[Culture/Spirituality] The Legend of Barong & Rangda
This new series will explore the origin stories and characteristics of legendary demons, spirits and deities from various cultures across the globe, examining the historical significance and cultural impact of these mythological creatures in their respected country of origin.
For our first instalment we're delving into the story behind two of the most important spiritual figures in Balinese mythology, Barong and Randga, with original photographs taken by resident creative Denholm Hewlett.
The eternal mystical conflict between Rangda and Barong is one of the most famous and ancient folklore legends in Balinese culture, portrayed through native dance performances to represent the balance between the natural world and the forces of good and evil existing in spiritual harmony.
Barong and Rangda masks can be found in almost every hindu temple in Bali, and are said to bring protection to the masses. In Balinese folklore and religious traditions, it's crucial to understand that gods, demons and witches are not considered to be entirely "good" or entirely "evil" entities, they inhabit a mystical grey area of intertwining positive and negative energies that represent the dichotomy between darkness and light.
From the light, came the existence of Barong, the ruler of light. From the darkness, came the existence of Rangda, the ruler of destruction and chaos.

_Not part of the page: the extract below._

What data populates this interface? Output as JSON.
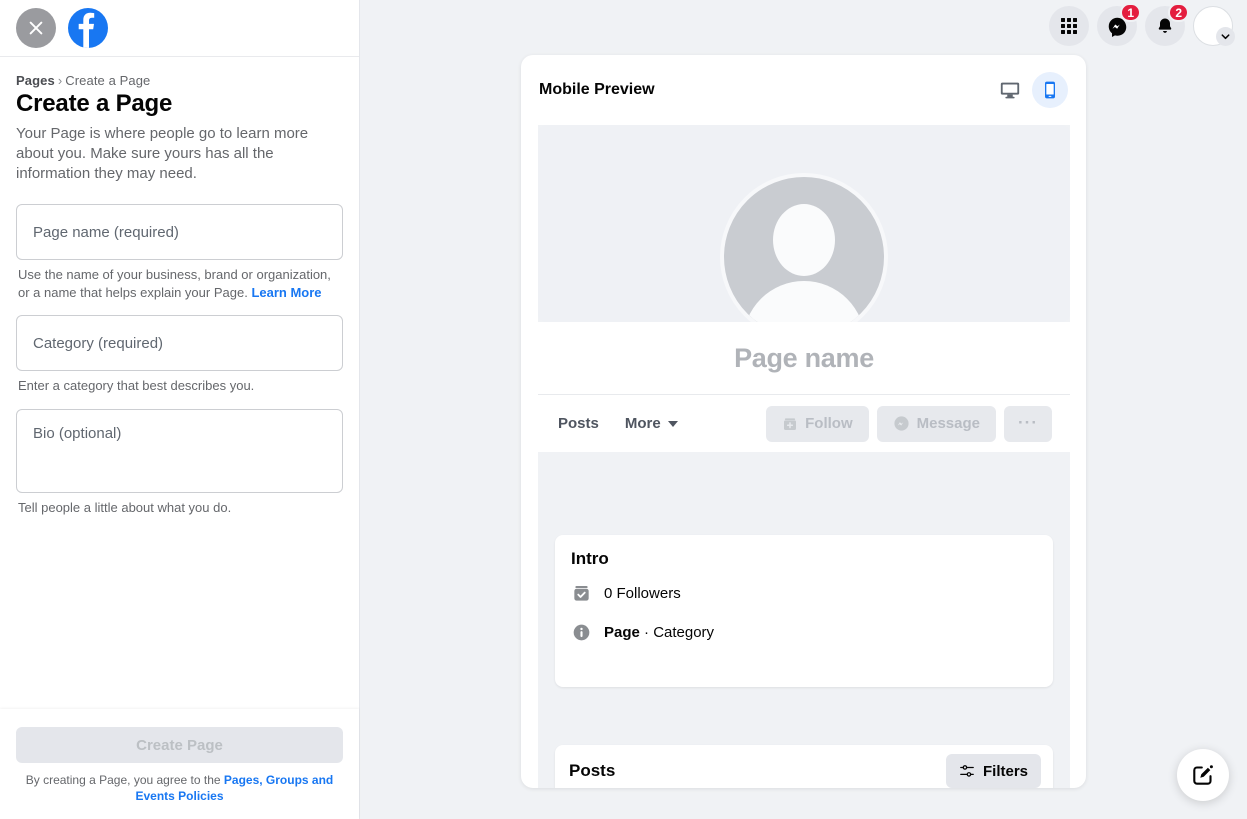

Rangda is one of the most important figures in Balinese mythology and ritualistic healing traditions. The incarnation of Calon Arang, the legendary witch that wreaked havoc in ancient Java throughout the 10th century. She is depicted as an elderly naked siren with intense demonic eyes, razor harp claws, ghostly white hair, deranged tusk-fangs, and a hideously long tongue. Rangda is the odious child-eating goddess of the underworld, the malevolent grand witch of the graveyard realm.

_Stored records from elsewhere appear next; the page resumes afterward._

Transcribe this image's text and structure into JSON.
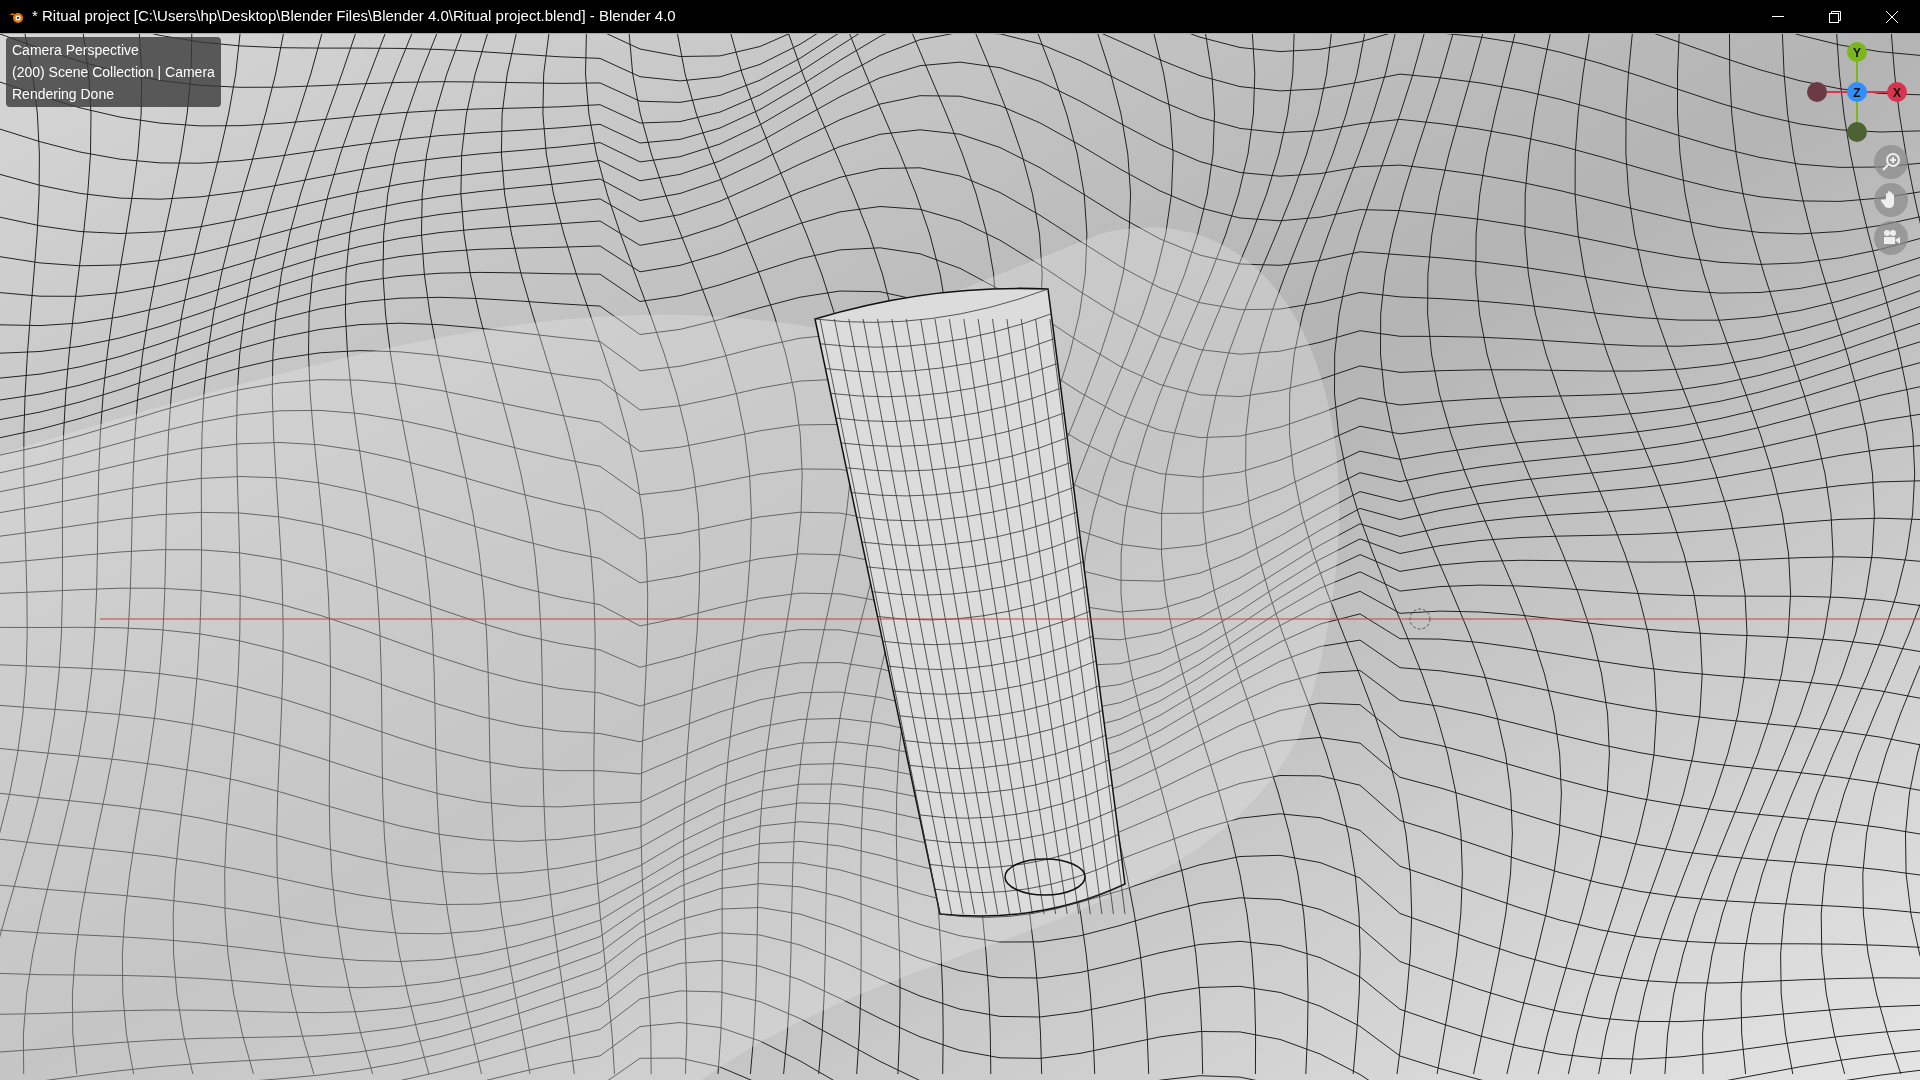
{
  "window": {
    "title": "* Ritual project [C:\\Users\\hp\\Desktop\\Blender Files\\Blender 4.0\\Ritual project.blend] - Blender 4.0"
  },
  "viewport": {
    "overlay_lines": [
      "Camera Perspective",
      "(200) Scene Collection | Camera",
      "Rendering Done"
    ]
  },
  "gizmo": {
    "axes": [
      {
        "kind": "positive",
        "label": "Y",
        "color": "#7bb61c"
      },
      {
        "kind": "positive",
        "label": "Z",
        "color": "#2f8fff"
      },
      {
        "kind": "positive",
        "label": "X",
        "color": "#d9344e"
      },
      {
        "kind": "negative",
        "color": "#6b3a44"
      },
      {
        "kind": "negative",
        "color": "#4c6232"
      }
    ]
  }
}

The master of black magic, she leads a fearsome army of ghostly leyak spirits to terrorise the Balinese people with her sadistic strain of witchcraft. Although the character of Rangda is widely feared and considered by many inhabitants of Bali to be the personification of evil, she is simultaneously revered as an important protective force of nature on the island of Bali - the black goddess mother of transformational chaos and destruction.
The Barong is a sacred mystical guardian who valiantly protects the Javanese people from the terrifying witchcraft of his nemesis Rangda. Barong is the protector of Balinese culture and the bringer of good fortune. He is engaged in a never ending magical conflict with the forces of darkness, Rangda, and her inexhaustible army of sinister headless yeyak ghost witches.
The Barong is an ancient mythological creature, resembling a hybrid between a lion, cow, dragon, and Pekingese dog, brandishing a fierce red face with large sharp teeth, covered in thick white fur adorned with gilded golden jewellery, armour and small sacred mirrors. Barong is revered as the king of the spirits and the expeller of bad fortune.
He is the Javanese personification of positive energy and is believed to possess profound healing powers from the world of spirits. The true origins of this creature are somewhat of mystery, dating far back in time to days of early animist worship which pre-dates the influence of Hinduism in Bali.
This was a time when residents of the island still believed in the supernatural protective power of animals. This complexed allegory of mystical song and dance represents the invisible elemental forces of nature that humanity experience throughout the changing seasons.
~ Full gallery of Barong & Rangda photographs by Denholm Hewlett below ~
Also check out this video below of a traditional Barong & Rangda Kris dance performance in the city of Ubud in Bali ~
Stay tuned for our next instalment of the demonology series !
~ Psychic Garden